Read the review here at the New Republic. Excerpt:
An Italian historian of philosophy and a specialist on the influence of Isaac Newton, Ferrone believes the Enlightenment must be defended not simply as a secular, political idea, but, most importantly, as what Ferrone calls a tradition of “critical thought.” Immanuel Kant defined the Enlightenment as the “progress of mankind toward improvement” through the “freedom to make public use of one’s reason on every point,” and Ferrone claims it is this critical process that has driven public opinion and politics, giving us the language of human rights, tolerance, and individual liberty. The long philosophical engagement with the idea of Enlightenment, from Voltaire in the eighteenth century down to our own time, is, for Ferrone, one of the great intellectual legacies of the Enlightenment itself. He allows that we can question the primacy of science and secularism, but not critical debate.
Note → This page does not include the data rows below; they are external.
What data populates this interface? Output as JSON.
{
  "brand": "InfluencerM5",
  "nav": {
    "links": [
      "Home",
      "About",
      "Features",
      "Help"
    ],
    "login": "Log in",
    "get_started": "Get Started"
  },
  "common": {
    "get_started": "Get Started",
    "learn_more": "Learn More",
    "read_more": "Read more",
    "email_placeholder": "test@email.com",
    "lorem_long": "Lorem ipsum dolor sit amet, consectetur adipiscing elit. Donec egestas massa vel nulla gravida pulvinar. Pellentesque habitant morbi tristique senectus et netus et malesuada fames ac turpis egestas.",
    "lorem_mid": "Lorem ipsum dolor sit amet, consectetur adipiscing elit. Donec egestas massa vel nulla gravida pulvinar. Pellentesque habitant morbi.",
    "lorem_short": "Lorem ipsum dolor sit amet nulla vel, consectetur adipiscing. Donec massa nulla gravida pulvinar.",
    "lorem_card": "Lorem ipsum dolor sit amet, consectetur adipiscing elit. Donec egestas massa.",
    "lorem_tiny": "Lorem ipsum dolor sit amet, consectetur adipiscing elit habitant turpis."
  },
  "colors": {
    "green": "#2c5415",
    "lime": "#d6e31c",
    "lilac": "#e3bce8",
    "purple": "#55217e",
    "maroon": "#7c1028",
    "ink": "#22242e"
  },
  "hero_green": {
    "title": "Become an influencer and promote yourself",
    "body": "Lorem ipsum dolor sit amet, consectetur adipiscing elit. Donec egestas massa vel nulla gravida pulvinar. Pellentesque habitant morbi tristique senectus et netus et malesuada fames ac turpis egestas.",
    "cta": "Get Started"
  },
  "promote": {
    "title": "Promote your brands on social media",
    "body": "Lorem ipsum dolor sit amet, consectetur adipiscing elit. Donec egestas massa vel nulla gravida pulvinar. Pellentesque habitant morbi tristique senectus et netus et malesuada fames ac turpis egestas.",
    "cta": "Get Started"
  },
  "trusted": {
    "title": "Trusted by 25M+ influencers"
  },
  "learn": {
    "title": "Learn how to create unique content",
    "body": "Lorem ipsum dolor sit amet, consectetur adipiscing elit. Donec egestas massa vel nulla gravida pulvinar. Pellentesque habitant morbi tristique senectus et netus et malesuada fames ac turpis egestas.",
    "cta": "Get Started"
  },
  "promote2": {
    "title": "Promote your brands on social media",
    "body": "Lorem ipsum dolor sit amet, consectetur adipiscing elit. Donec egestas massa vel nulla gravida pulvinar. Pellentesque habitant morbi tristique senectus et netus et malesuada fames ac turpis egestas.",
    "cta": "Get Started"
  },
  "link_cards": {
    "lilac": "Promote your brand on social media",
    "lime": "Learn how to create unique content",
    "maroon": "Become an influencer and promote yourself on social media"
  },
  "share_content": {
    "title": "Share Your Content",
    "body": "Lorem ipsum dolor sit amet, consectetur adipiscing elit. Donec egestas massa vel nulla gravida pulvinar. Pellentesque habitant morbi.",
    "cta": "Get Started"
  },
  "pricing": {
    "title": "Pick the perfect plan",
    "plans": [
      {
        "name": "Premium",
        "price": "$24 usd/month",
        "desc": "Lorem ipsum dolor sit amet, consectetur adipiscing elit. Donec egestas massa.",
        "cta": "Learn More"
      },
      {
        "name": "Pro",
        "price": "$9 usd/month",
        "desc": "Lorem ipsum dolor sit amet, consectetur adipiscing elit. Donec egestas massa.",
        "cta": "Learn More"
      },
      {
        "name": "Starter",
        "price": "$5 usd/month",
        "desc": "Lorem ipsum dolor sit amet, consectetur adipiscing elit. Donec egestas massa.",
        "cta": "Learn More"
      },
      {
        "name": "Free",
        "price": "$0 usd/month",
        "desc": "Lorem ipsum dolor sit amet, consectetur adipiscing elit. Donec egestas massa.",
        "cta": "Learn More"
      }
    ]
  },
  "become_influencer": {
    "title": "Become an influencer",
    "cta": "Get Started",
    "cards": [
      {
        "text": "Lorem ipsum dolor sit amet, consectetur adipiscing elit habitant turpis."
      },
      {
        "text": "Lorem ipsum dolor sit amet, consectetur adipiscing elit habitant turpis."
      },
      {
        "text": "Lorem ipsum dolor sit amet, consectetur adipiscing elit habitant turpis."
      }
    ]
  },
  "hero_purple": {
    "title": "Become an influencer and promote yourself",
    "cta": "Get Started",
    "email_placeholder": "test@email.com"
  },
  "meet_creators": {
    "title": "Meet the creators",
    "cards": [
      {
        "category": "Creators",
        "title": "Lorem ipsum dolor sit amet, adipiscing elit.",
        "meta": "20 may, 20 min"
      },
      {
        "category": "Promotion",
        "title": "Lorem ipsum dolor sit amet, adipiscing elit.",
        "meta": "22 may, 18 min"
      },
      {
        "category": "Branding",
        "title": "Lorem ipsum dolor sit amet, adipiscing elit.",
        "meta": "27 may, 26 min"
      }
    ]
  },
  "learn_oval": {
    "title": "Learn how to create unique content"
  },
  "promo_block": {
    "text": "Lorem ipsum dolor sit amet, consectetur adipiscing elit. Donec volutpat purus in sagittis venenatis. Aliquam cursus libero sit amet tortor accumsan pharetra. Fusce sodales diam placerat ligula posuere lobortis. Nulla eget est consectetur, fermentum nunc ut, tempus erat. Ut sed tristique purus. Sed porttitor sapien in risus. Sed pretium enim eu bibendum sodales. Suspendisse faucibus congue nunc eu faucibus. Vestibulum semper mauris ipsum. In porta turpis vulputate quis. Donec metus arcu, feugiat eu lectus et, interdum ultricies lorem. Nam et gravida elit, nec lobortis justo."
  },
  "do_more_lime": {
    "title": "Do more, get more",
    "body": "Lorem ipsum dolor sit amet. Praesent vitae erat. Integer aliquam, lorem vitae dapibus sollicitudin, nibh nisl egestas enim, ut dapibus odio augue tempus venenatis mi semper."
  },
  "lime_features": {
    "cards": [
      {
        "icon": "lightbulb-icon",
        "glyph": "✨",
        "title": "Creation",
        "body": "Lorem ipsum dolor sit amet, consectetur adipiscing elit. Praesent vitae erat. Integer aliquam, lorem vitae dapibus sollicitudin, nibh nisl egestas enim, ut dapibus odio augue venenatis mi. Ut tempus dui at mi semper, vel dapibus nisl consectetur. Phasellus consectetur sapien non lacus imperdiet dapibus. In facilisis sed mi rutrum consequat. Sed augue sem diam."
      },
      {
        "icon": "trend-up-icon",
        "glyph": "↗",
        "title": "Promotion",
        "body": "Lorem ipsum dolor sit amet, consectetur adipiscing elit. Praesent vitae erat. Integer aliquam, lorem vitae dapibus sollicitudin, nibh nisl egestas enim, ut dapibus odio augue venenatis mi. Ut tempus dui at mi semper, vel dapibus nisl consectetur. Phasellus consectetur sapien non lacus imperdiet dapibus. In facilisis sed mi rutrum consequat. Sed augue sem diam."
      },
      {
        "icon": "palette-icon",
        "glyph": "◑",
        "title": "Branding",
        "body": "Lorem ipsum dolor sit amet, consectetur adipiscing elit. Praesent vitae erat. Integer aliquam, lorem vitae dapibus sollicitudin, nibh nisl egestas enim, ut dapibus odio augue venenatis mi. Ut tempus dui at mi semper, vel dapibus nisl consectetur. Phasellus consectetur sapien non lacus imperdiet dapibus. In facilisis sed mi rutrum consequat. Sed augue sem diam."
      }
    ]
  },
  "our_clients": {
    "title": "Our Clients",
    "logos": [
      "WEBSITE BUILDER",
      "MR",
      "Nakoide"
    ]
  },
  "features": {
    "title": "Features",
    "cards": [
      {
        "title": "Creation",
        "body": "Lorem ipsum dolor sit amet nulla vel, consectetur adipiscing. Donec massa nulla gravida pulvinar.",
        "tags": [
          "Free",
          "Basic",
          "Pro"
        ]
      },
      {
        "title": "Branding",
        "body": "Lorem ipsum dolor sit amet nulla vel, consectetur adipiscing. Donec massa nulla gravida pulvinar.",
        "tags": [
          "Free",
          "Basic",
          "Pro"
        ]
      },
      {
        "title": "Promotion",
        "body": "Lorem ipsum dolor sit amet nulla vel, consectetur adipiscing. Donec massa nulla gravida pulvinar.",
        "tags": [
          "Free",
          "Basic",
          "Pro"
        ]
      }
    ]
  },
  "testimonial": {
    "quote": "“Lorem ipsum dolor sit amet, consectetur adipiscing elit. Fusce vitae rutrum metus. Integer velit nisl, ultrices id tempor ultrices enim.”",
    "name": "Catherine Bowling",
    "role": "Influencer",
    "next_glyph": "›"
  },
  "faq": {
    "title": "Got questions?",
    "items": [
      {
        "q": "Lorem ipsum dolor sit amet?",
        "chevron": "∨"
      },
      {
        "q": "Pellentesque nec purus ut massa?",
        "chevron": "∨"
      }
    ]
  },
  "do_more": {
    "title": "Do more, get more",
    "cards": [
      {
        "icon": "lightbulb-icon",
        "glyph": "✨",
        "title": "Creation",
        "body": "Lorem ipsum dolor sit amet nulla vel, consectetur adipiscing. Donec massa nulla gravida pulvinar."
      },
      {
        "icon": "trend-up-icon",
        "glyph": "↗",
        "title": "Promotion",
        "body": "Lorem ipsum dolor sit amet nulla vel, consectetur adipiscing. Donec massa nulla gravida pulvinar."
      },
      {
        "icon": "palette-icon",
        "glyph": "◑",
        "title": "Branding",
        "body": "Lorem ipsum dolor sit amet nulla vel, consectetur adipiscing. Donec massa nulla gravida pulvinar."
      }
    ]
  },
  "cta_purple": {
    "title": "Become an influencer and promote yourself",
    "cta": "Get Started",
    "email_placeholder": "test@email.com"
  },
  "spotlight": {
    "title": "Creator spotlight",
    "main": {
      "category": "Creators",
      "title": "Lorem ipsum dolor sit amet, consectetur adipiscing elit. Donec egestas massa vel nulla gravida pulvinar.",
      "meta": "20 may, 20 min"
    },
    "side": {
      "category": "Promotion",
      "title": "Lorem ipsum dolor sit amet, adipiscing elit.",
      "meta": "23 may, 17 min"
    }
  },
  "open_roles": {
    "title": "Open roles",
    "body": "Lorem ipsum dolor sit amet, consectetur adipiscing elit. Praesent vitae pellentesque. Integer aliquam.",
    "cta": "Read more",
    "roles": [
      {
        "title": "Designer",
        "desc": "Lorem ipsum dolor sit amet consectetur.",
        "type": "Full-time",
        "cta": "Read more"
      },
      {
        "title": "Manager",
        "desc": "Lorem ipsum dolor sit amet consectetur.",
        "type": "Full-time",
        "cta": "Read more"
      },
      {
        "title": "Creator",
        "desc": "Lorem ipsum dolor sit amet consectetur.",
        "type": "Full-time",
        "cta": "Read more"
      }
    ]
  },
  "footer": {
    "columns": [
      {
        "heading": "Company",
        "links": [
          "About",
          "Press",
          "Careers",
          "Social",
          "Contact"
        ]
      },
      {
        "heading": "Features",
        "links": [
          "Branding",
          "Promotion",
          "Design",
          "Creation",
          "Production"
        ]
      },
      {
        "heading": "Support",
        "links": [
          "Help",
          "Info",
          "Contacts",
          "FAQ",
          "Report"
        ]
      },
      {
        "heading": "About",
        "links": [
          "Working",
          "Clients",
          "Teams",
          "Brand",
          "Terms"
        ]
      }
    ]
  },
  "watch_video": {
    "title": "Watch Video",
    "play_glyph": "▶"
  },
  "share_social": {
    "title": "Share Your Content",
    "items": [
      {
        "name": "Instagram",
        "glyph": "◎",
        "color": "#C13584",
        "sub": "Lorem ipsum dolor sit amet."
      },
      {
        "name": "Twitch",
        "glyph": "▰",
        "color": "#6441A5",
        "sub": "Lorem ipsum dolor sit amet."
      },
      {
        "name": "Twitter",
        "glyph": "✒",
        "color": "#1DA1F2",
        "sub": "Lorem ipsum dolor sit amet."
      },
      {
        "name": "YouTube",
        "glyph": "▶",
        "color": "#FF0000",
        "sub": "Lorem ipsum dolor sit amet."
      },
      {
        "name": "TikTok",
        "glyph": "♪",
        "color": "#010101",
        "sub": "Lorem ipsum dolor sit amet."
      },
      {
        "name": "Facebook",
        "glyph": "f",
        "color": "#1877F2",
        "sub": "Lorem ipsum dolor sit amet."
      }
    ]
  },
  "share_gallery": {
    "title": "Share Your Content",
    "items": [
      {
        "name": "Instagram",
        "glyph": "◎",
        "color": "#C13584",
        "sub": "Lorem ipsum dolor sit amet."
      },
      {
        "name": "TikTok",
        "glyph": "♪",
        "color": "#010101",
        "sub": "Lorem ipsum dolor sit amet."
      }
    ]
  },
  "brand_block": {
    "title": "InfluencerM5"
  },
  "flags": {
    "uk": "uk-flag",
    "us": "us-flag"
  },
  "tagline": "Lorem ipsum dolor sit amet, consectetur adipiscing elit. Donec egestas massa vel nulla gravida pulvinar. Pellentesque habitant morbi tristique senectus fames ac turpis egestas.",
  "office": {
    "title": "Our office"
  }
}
Many great figures of philosophy who have been seen as critics of the Enlightenment are in fact, Ferrone argues, defenders of the Enlightenment tradition.